What you need to do >> Only lines containing "screenshot" belong in the answer, each copied from the entries below.

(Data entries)
=====
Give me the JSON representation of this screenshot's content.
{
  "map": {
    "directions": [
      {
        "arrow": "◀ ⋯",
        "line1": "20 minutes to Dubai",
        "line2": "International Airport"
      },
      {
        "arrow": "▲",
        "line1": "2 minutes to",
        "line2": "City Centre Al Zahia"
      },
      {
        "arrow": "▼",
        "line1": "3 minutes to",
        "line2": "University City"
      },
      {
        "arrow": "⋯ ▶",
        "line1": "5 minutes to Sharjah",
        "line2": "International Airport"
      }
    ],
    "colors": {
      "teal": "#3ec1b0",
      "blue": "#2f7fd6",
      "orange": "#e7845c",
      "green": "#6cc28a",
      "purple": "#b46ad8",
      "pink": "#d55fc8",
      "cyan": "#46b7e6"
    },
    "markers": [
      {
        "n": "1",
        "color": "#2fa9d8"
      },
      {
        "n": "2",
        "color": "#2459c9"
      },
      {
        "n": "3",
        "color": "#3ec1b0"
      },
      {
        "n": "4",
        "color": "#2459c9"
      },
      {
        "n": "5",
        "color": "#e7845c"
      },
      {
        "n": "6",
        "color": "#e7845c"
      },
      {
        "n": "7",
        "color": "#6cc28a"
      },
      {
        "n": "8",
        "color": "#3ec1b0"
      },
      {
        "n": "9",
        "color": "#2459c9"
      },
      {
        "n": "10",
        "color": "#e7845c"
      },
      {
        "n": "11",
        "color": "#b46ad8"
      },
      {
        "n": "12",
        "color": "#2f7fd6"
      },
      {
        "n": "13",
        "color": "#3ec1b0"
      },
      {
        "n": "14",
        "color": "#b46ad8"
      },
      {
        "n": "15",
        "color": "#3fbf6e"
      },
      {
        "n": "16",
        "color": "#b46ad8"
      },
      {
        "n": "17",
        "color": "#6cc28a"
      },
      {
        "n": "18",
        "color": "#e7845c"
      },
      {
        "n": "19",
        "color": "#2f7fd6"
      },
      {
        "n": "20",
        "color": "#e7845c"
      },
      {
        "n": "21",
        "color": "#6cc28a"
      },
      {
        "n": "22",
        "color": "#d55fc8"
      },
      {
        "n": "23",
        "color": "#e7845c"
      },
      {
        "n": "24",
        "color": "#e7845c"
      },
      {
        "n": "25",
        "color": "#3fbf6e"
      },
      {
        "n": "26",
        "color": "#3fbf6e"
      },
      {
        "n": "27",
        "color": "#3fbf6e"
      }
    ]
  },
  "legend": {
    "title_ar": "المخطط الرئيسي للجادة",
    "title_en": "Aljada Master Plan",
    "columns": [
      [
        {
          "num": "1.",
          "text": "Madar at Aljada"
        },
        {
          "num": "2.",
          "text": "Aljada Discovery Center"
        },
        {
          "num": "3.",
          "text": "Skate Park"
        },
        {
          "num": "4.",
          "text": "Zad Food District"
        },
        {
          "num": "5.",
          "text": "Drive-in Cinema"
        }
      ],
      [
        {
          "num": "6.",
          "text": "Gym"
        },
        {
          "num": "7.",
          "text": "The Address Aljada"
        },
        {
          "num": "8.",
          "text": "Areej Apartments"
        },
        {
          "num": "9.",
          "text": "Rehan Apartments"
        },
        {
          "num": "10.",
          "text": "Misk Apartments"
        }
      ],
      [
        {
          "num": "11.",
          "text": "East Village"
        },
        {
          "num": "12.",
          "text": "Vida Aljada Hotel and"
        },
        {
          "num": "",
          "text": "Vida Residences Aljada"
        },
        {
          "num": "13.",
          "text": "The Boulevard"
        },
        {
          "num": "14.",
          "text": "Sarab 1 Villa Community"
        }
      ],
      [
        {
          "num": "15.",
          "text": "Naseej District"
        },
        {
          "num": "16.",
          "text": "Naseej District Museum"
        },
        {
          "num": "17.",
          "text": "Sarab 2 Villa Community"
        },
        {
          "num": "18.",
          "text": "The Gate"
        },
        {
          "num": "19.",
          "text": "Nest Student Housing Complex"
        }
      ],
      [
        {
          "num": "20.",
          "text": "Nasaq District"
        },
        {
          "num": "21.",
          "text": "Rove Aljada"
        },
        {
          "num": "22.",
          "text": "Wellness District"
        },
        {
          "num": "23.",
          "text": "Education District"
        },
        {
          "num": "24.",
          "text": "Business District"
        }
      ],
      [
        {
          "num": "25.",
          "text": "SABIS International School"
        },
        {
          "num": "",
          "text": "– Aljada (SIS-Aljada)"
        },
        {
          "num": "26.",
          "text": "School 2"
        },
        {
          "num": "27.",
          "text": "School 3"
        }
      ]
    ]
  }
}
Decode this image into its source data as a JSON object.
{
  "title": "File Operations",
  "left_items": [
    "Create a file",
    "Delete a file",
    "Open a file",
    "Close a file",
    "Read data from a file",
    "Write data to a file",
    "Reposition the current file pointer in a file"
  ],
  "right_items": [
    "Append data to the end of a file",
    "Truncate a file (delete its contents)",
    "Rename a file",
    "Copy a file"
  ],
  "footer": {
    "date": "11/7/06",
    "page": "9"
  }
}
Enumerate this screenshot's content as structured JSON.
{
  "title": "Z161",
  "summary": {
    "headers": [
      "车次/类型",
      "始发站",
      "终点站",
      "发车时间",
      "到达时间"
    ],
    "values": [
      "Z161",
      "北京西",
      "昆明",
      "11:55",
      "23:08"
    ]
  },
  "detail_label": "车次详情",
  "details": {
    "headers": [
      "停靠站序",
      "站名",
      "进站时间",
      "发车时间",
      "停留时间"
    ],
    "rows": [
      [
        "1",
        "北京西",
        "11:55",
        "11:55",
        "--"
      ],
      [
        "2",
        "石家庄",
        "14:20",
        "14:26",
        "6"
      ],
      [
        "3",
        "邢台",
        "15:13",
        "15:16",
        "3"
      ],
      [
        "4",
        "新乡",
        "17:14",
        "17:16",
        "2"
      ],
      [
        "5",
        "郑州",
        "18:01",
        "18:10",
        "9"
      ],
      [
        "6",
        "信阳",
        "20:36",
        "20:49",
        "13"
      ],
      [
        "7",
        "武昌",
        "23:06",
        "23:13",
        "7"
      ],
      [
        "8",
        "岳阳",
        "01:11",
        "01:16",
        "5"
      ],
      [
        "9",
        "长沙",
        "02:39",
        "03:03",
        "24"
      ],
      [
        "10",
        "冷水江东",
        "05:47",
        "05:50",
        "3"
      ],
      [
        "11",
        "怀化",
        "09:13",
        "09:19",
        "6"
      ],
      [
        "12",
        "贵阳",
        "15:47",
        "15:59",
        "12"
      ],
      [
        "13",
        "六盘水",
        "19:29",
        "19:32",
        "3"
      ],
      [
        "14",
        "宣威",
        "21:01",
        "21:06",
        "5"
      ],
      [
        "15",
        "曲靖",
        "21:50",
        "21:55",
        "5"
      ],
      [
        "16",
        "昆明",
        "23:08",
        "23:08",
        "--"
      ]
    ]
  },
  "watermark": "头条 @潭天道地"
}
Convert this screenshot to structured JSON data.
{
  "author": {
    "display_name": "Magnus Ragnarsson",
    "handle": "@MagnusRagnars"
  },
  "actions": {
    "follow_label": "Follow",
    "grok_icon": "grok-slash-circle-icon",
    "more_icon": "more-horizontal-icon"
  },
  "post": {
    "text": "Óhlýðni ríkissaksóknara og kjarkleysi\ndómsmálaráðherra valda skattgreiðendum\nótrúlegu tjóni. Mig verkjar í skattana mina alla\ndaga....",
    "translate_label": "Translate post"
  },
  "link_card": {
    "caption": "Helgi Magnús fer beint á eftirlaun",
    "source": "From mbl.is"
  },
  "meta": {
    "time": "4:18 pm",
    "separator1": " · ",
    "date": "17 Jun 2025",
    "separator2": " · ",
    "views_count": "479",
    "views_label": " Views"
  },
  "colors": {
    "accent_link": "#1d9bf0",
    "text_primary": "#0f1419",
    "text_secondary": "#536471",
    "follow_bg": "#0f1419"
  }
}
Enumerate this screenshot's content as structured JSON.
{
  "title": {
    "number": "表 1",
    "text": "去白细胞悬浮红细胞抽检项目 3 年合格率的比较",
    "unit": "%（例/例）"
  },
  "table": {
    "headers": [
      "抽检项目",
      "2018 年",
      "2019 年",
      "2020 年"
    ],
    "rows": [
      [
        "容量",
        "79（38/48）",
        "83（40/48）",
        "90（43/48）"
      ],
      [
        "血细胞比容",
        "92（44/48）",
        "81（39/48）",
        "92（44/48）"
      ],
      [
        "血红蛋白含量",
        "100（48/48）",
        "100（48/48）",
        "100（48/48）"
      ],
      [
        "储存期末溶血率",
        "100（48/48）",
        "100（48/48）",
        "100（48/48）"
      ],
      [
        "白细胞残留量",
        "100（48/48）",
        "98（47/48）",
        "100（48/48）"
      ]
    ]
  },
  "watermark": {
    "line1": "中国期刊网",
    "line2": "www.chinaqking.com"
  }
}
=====
Response to this exercise >>
Give me the JSON representation of this screenshot's content.
Enumerate this screenshot's content as structured JSON.
Convert this screenshot to structured JSON data.
Enumerate this screenshot's content as structured JSON.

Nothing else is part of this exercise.